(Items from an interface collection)
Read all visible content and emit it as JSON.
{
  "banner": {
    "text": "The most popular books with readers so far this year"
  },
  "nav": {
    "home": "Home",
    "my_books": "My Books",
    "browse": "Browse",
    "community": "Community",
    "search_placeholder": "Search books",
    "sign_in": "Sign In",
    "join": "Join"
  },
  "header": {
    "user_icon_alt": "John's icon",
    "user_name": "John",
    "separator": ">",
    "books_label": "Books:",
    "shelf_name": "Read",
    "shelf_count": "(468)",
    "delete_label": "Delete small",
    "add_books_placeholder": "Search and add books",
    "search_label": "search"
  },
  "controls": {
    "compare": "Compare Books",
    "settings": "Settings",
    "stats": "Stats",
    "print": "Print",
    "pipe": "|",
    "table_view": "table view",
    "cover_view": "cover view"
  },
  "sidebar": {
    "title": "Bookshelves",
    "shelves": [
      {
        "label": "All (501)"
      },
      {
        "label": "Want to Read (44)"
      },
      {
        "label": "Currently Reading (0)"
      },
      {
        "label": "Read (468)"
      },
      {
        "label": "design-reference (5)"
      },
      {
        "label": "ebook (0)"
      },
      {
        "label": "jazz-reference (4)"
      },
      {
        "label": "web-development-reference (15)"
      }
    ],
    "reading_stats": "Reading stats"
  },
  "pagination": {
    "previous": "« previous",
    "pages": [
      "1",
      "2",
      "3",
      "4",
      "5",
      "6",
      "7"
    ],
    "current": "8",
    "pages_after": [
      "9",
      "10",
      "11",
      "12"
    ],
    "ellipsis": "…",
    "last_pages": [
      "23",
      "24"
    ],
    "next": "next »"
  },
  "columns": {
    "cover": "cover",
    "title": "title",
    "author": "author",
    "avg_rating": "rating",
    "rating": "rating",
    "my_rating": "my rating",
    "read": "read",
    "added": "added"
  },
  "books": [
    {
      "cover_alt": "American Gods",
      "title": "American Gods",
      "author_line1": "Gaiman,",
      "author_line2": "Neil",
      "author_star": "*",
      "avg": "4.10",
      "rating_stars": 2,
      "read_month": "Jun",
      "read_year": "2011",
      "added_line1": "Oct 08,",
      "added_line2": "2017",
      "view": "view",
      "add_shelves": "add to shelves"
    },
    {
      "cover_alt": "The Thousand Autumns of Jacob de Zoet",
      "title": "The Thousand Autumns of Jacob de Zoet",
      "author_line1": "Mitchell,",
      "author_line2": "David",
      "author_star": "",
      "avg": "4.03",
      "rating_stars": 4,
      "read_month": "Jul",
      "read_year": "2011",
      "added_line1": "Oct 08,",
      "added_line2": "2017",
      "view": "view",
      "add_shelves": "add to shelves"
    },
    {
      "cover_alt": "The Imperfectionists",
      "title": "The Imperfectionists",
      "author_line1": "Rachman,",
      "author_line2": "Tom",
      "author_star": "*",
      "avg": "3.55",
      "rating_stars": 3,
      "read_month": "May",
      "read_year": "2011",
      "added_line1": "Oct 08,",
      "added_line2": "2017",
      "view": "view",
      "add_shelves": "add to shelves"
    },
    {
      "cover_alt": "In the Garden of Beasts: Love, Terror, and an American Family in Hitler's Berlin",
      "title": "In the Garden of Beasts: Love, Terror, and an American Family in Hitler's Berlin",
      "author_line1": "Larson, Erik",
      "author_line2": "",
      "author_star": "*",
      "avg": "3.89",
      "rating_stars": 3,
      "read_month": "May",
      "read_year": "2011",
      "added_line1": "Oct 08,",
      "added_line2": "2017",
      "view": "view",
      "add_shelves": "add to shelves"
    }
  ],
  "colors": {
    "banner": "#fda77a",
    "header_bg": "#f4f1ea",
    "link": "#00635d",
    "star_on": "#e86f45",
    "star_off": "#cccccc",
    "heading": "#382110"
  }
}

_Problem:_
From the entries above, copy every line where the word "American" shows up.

_Answer space:_
      "cover_alt": "American Gods",
      "title": "American Gods",
      "cover_alt": "In the Garden of Beasts: Love, Terror, and an American Family in Hitler's Berlin",
      "title": "In the Garden of Beasts: Love, Terror, and an American Family in Hitler's Berlin",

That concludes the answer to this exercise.